The U.S. Department of Labor and Occupational Safety and Health Administration (OSHA) has awarded Georgia Southern University’s Institute for Health Logistics & Analytics (IHLA) two grants totaling more than $310,000 to provide training and education to help agribusiness owners and agricultural workers in Georgia. .
OSHA’s Susan Harwood Training Grant Program funds grants to nonprofit organizations each year from congressional appropriations with the goal of improving worker health. At Georgia Southern, these grants will fund agribusiness training and education and help prepare owners and workers for future zoonotic disease outbreaks using a “One Health” approach.
“Infectious diseases can have a significant impact on the agricultural sector, ranging from market disruptions to employee absenteeism,” said Jessica Schwind, Ph.D., associate professor of epidemiology and director of IHLA. “Agribusiness owners and agricultural workers, especially those in livestock and poultry containment agriculture, should be educated on various topics related to infectious diseases and appropriate precautionary measures to reduce the potential for transmission. .”
The One Health approach recognizes that the health of humans, animals and our common environment are interconnected.
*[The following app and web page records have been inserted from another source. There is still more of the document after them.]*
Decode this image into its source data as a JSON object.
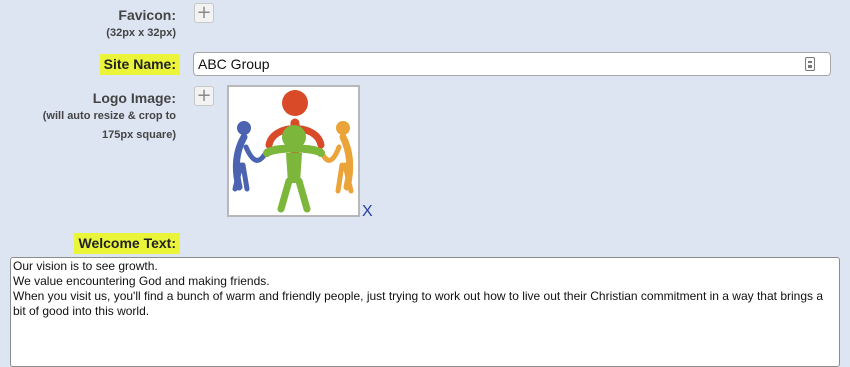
{
  "favicon": {
    "label": "Favicon:",
    "hint": "(32px x 32px)",
    "add_icon": "plus-icon"
  },
  "site_name": {
    "label": "Site Name:",
    "value": "ABC Group",
    "field_icon": "contact-card-icon"
  },
  "logo": {
    "label": "Logo Image:",
    "hint_line1": "(will auto resize & crop to",
    "hint_line2": "175px square)",
    "add_icon": "plus-icon",
    "remove_label": "X"
  },
  "welcome": {
    "label": "Welcome Text:",
    "value": "Our vision is to see growth.\nWe value encountering God and making friends.\nWhen you visit us, you'll find a bunch of warm and friendly people, just trying to work out how to live out their Christian commitment in a way that brings a bit of good into this world."
  },
  "colors": {
    "background": "#dde4f2",
    "highlight": "#eaf53a",
    "link": "#2a3ea0"
  }
}
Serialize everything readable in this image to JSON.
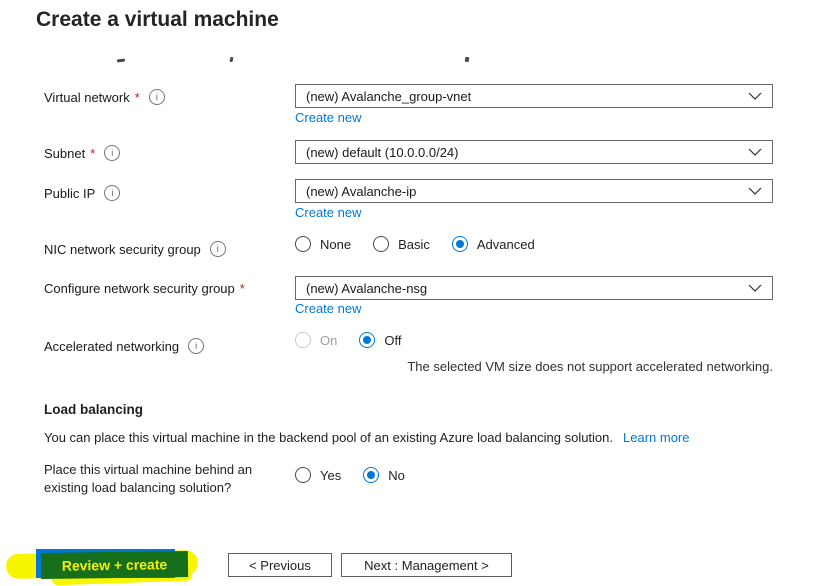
{
  "page": {
    "title": "Create a virtual machine"
  },
  "fields": {
    "virtual_network": {
      "label": "Virtual network",
      "required": "*",
      "value": "(new) Avalanche_group-vnet",
      "create_new": "Create new"
    },
    "subnet": {
      "label": "Subnet",
      "required": "*",
      "value": "(new) default (10.0.0.0/24)"
    },
    "public_ip": {
      "label": "Public IP",
      "value": "(new) Avalanche-ip",
      "create_new": "Create new"
    },
    "nic_nsg": {
      "label": "NIC network security group",
      "options": [
        {
          "label": "None"
        },
        {
          "label": "Basic"
        },
        {
          "label": "Advanced"
        }
      ],
      "selected": "Advanced"
    },
    "configure_nsg": {
      "label": "Configure network security group",
      "required": "*",
      "value": "(new) Avalanche-nsg",
      "create_new": "Create new"
    },
    "accelerated_networking": {
      "label": "Accelerated networking",
      "options": [
        {
          "label": "On",
          "disabled": true
        },
        {
          "label": "Off"
        }
      ],
      "selected": "Off",
      "note": "The selected VM size does not support accelerated networking."
    }
  },
  "load_balancing": {
    "heading": "Load balancing",
    "description": "You can place this virtual machine in the backend pool of an existing Azure load balancing solution.",
    "learn_more": "Learn more",
    "question_line1": "Place this virtual machine behind an",
    "question_line2": "existing load balancing solution?",
    "options": [
      {
        "label": "Yes"
      },
      {
        "label": "No"
      }
    ],
    "selected": "No"
  },
  "footer": {
    "review_create": "Review + create",
    "previous": "< Previous",
    "next": "Next : Management >"
  },
  "colors": {
    "accent": "#0078d4",
    "required_red": "#a4262c",
    "highlight_yellow": "#f8f500",
    "review_button_green": "#166f1b",
    "review_button_underlay_blue": "#0078d4"
  }
}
Through increased cooperation, communication and collaboration between the human, animal and environmental sectors, IHLA sees the One Health approach as a crucial component to improving planetary health, Schwind said.
In furtherance of this mission, IHLA recently partnered with Georgia Grown, a marketing and economic development program of the Georgia Department of Agriculture, to raise awareness of One Health at this year’s Georgia State Fair. in Perry, Georgia, and Sunbelt Ag Expo in Moultrie. , Georgia. An educational exhibit educated visitors on the importance of the human-animal bond and the many ways our health depends on healthy animals and healthy environments. Community outreach collaborations such as these are what make OSHA grants more impactful when awarded.
“We are thrilled to partner with the agricultural community across the state of Georgia to bring evidence-based One Health approaches to farms and fields, not only to keep those working in agriculture safe. -industry, but also for the health of animals and our communities,” says Jill Johns. , project manager at IHLA. “We are grateful for the opportunity to work with OSHA to make this happen.”
For more information about IHLA, visit https://research.georgiasouthern.edu/health-logistics/ or email [email protected]